Enquiries were made on behalf of the Blinded Soldiers’ and Sailors’ Hostel, St Dunstan’s, as to whether any assistance could be given in finding locations near Reading for Blinded Soldiers who have been taught chicken rearing. They require a cottage and about an acre of ground at a rent not exceeding £30 per annum.

The agents in the Reading district were asked if they had any suitable properties available, but from the replies received it appeared that no suitable places were available for renting, and only three or four were put forward for sale.

It was stated by St Dunstan’s that at present only leasing could be considered.

Report of the War Charities Committee, 14 October 1916

The following applications for registration under the War Charities Act, 1916, have not been approved, and the Clerk instructed to issue certificates and to notify the Charity Commissioners: (more…)

“Our power to be of use to our Country in her time of need”

Young girls in south east Berkshire were encouraged to do their bit.

THE GIRLS’ FRIENDLY SOCIETY

A large gathering of Members and their Mothers from the various Parishes in the Sunninghill and Winkfield Branch of the G.F.S. met in the South Ascot Parish Hall on the afternoon of Wednesday, January 26th. Mrs. Elliot, who presided, and arranged a very pleasant afternoon, asked Miss Mangles to come from London to speak to the girls and their mothers. She gave a charming address full of feeling and helpful suggestions, and address which encouraged the most diffident among us, and made us realize how very real was our power (each in our simple way) to be of use to our Country in her time of need. After the address an excellent tea was enjoyed by everyone, followed by dancing, before breaking up in time for the Sunningdale, Bracknell and Warfield members to return by train.

Ascot section of the Winkfield District Magazine, February 1916 D/P151/28A/8/2

Cutting down on cookery and handicraft lessons

Berkshire schools continued to be affected by the war, as the reports of the Education Committee’s sub-committees reveal.

Higher Education Sub-committee
BELGIAN CHILDREN
The Sub-committee have approved the admission of certain Belgian children into the County Secondary Schools without payment of fees. The Board of Education have informed the Government that these children need not be calculated in determining the number of free places to be awarded under S.20 of the Regulations.
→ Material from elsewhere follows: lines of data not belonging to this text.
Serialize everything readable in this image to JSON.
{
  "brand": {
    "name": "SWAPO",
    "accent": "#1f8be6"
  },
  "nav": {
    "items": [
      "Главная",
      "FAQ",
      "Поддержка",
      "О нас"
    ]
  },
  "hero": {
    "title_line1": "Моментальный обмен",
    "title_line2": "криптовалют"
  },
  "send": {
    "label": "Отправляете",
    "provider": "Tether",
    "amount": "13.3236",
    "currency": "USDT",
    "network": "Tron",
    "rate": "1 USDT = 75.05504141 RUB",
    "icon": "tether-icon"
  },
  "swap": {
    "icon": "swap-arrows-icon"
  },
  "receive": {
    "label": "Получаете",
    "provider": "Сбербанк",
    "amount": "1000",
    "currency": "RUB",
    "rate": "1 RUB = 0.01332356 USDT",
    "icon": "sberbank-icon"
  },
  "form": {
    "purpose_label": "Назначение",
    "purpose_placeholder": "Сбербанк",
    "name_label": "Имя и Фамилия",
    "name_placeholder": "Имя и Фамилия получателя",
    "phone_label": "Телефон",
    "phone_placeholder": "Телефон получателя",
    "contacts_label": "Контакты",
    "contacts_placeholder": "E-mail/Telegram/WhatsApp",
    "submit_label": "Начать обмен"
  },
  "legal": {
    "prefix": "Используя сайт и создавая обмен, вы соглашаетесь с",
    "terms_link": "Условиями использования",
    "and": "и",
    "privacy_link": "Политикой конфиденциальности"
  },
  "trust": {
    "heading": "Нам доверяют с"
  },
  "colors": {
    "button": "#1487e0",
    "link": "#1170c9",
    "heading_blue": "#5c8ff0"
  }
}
School Management Sub-committee
TEACHERS ON MILITARY SERVICE
There are now 38 teachers from the Elementary Schools of the county on military service. The Sub-committee have learned with regret that Mr Berry, Assistant Master at Sunningdale School, has been killed in action…

SPECIAL SUBJECTS INSTRUCTION
Owing to the use of three of the Cookery and Handicraft Centres for hospital purposes, the Sub-committee have found it necessary to effect some re-arrangement of the work. As a result, they propose to terminate the engagement of one of the Cookery Teachers and do not propose to fill temporarily the post of one of the Handicraft Instructors who has joined HM Forces.
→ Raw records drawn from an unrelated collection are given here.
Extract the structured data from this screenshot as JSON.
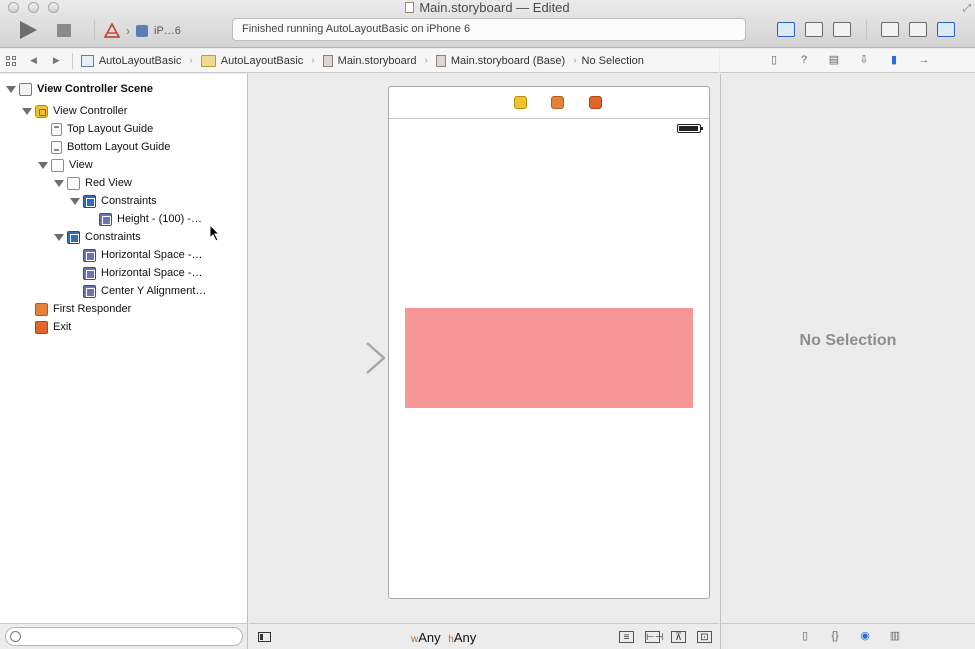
{
  "window": {
    "title": "Main.storyboard — Edited"
  },
  "toolbar": {
    "run_label": "Run",
    "stop_label": "Stop",
    "scheme_device": "iP…6",
    "activity_status": "Finished running AutoLayoutBasic on iPhone 6"
  },
  "jumpbar": {
    "crumbs": [
      "AutoLayoutBasic",
      "AutoLayoutBasic",
      "Main.storyboard",
      "Main.storyboard (Base)",
      "No Selection"
    ]
  },
  "outline": {
    "rows": [
      {
        "label": "View Controller Scene"
      },
      {
        "label": "View Controller"
      },
      {
        "label": "Top Layout Guide"
      },
      {
        "label": "Bottom Layout Guide"
      },
      {
        "label": "View"
      },
      {
        "label": "Red View"
      },
      {
        "label": "Constraints"
      },
      {
        "label": "Height - (100) -…"
      },
      {
        "label": "Constraints"
      },
      {
        "label": "Horizontal Space -…"
      },
      {
        "label": "Horizontal Space -…"
      },
      {
        "label": "Center Y Alignment…"
      },
      {
        "label": "First Responder"
      },
      {
        "label": "Exit"
      }
    ]
  },
  "canvas": {
    "size_class_w_prefix": "w",
    "size_class_w": "Any",
    "size_class_h_prefix": "h",
    "size_class_h": "Any",
    "red_view_color": "#f79696"
  },
  "inspector": {
    "empty_label": "No Selection"
  },
  "colors": {
    "accent": "#2b6fd9",
    "view_controller_icon": "#f1c232",
    "first_responder_icon": "#e6813a",
    "exit_icon": "#e1662c"
  }
}
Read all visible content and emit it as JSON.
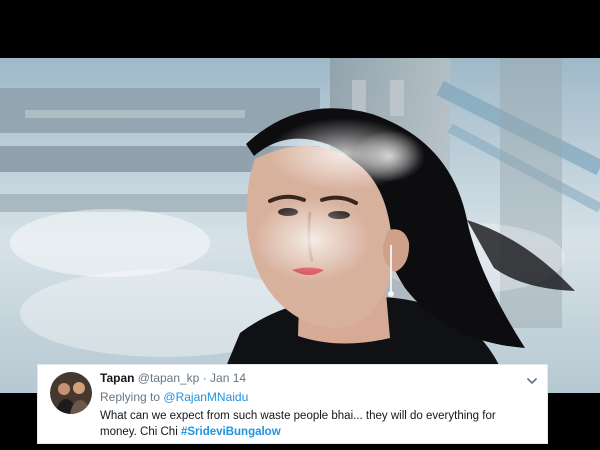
{
  "tweet": {
    "display_name": "Tapan",
    "handle": "@tapan_kp",
    "separator": "·",
    "date": "Jan 14",
    "replying_prefix": "Replying to",
    "replying_to": "@RajanMNaidu",
    "text": "What can we expect from such waste people bhai... they will do everything for money. Chi Chi",
    "hashtag": "#SrideviBungalow",
    "icons": {
      "menu": "chevron-down-icon"
    }
  },
  "colors": {
    "link": "#1b95e0",
    "secondary_text": "#657786",
    "primary_text": "#14171a"
  }
}
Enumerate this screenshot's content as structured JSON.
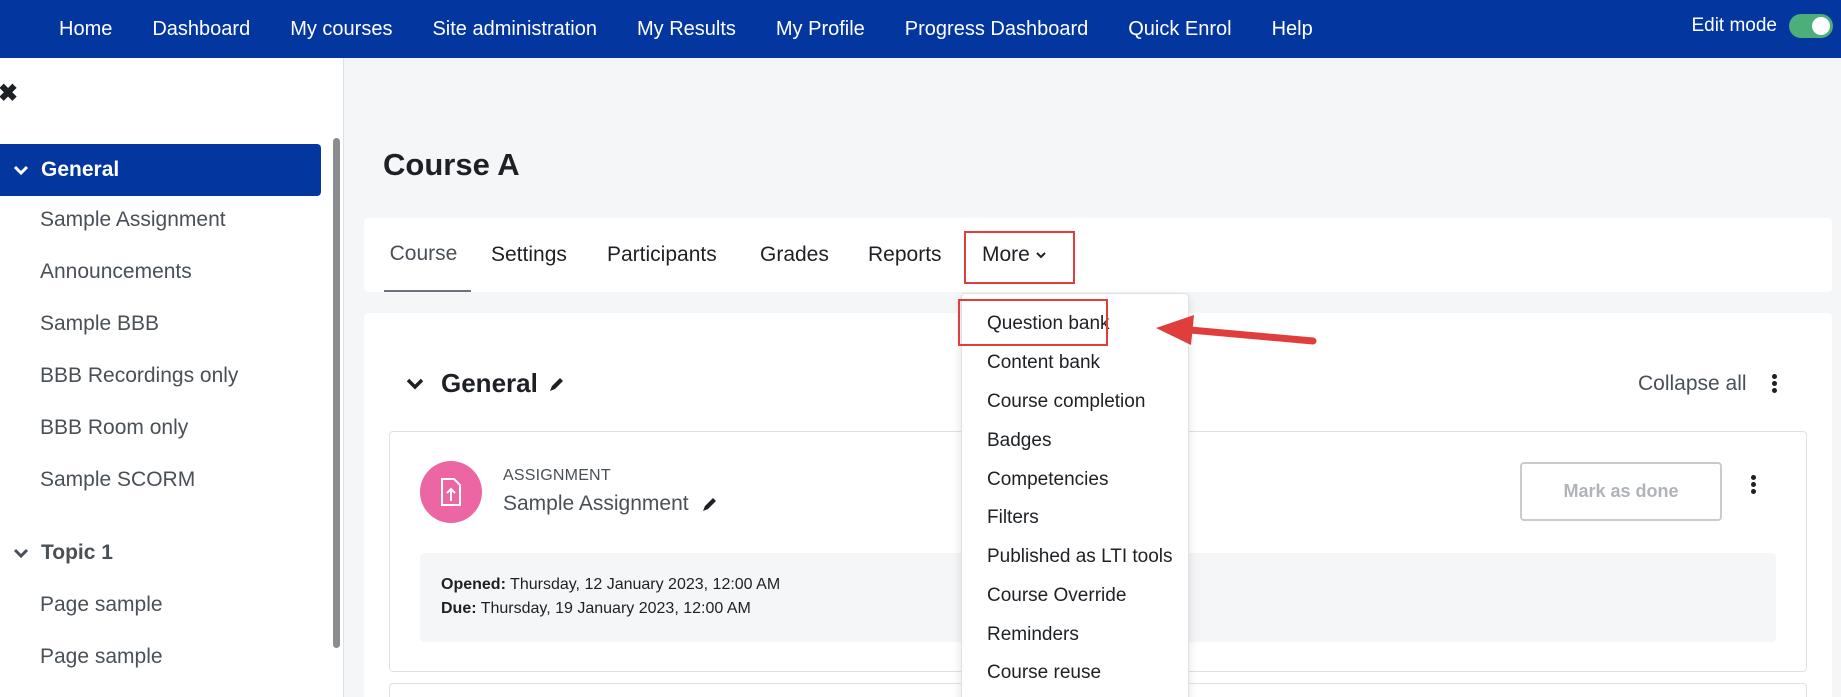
{
  "navbar": {
    "items": [
      "Home",
      "Dashboard",
      "My courses",
      "Site administration",
      "My Results",
      "My Profile",
      "Progress Dashboard",
      "Quick Enrol",
      "Help"
    ],
    "edit_mode_label": "Edit mode",
    "edit_mode_on": true
  },
  "drawer": {
    "close_icon": "close-icon",
    "active_section": "General",
    "general_items": [
      "Sample Assignment",
      "Announcements",
      "Sample BBB",
      "BBB Recordings only",
      "BBB Room only",
      "Sample SCORM"
    ],
    "topic_section": "Topic 1",
    "topic_items": [
      "Page sample",
      "Page sample"
    ]
  },
  "page": {
    "title": "Course A"
  },
  "secondary_nav": {
    "tabs": [
      "Course",
      "Settings",
      "Participants",
      "Grades",
      "Reports"
    ],
    "more_label": "More",
    "active_tab": "Course"
  },
  "more_menu": {
    "items": [
      "Question bank",
      "Content bank",
      "Course completion",
      "Badges",
      "Competencies",
      "Filters",
      "Published as LTI tools",
      "Course Override",
      "Reminders",
      "Course reuse"
    ],
    "highlighted": "Question bank"
  },
  "section": {
    "title": "General",
    "collapse_all": "Collapse all"
  },
  "activity": {
    "type": "ASSIGNMENT",
    "name": "Sample Assignment",
    "mark_done": "Mark as done",
    "opened_label": "Opened:",
    "opened_value": "Thursday, 12 January 2023, 12:00 AM",
    "due_label": "Due:",
    "due_value": "Thursday, 19 January 2023, 12:00 AM"
  },
  "colors": {
    "navbar": "#0436a0",
    "highlight": "#e03d3d",
    "assignment_icon": "#eb66a2",
    "toggle": "#4caf7a"
  }
}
By-Laws and Attendance Sub-committee
SCHOOL MEDICAL SERVICE
Both of the Assistant School Medical Inspectors (G H Culverwell and L E Napier) have applied for and been granted leave of absence to join the RAMC for the period of the war.

The Sub-committee have authorised the Acting School Medical Officer [Dr Sisam] to engage temporary assistance for the examination of special cases and G R Lake, MRCS (Eng), LSA, of Burghfield, is being employed about two half-days per week.
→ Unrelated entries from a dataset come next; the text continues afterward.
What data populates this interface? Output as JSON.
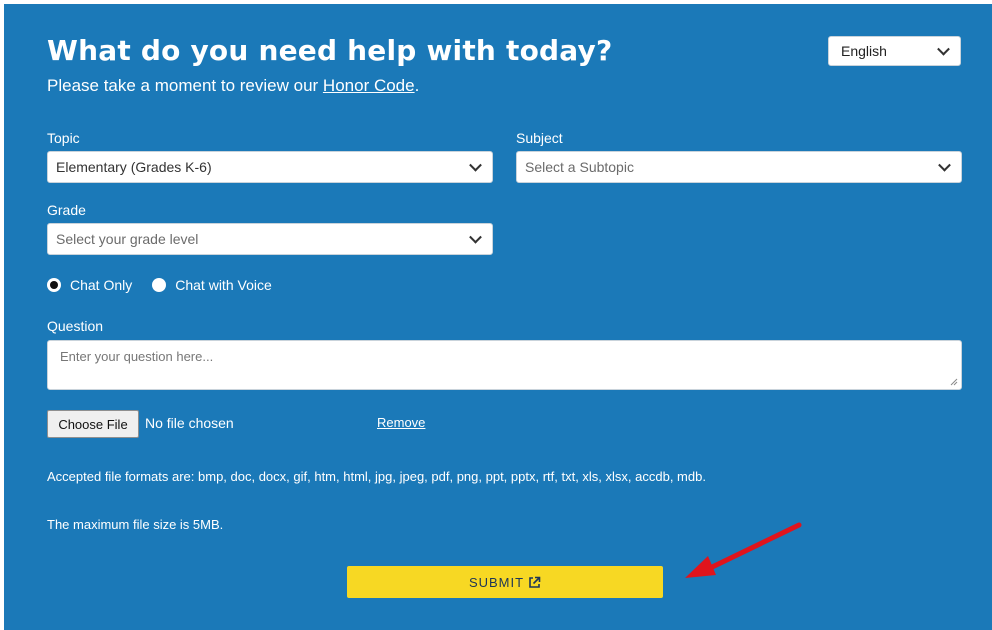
{
  "header": {
    "title": "What do you need help with today?",
    "subtitle_prefix": "Please take a moment to review our ",
    "honor_code_link": "Honor Code",
    "subtitle_suffix": "."
  },
  "language_select": {
    "value": "English"
  },
  "form": {
    "topic_label": "Topic",
    "topic_value": "Elementary (Grades K-6)",
    "subject_label": "Subject",
    "subject_placeholder": "Select a Subtopic",
    "grade_label": "Grade",
    "grade_placeholder": "Select your grade level",
    "chat_only_label": "Chat Only",
    "chat_voice_label": "Chat with Voice",
    "chat_mode_selected": "Chat Only",
    "question_label": "Question",
    "question_placeholder": "Enter your question here...",
    "choose_file_label": "Choose File",
    "file_status": "No file chosen",
    "remove_label": "Remove",
    "accepted_formats": "Accepted file formats are: bmp, doc, docx, gif, htm, html, jpg, jpeg, pdf, png, ppt, pptx, rtf, txt, xls, xlsx, accdb, mdb.",
    "max_size": "The maximum file size is 5MB.",
    "submit_label": "SUBMIT"
  },
  "colors": {
    "panel_bg": "#1b79b8",
    "submit_bg": "#f7d823",
    "arrow": "#e0141c"
  },
  "icons": {
    "submit": "external-link-icon",
    "dropdown": "chevron-down-icon",
    "annotation": "red-arrow"
  }
}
Nurse Dwyer has applied for and been granted leave of absence, without salary, to take up military hospital work.

LABOUR CERTIFICATE EXAMINATIONS AND EXEMPTIONS
Since August 1914, 394 boys of 13 years of age have been granted Exemption Certificate under the By-laws for employment on farms; and in addition the Sub-committee have excused temporarily from attendance at school 154 boys over 12 years of age for agricultural employment owing to shortage of labour.

Reports of sub-committees to Berkshire Education Committee, 10 July 1915 (C/CL/C1/1/18)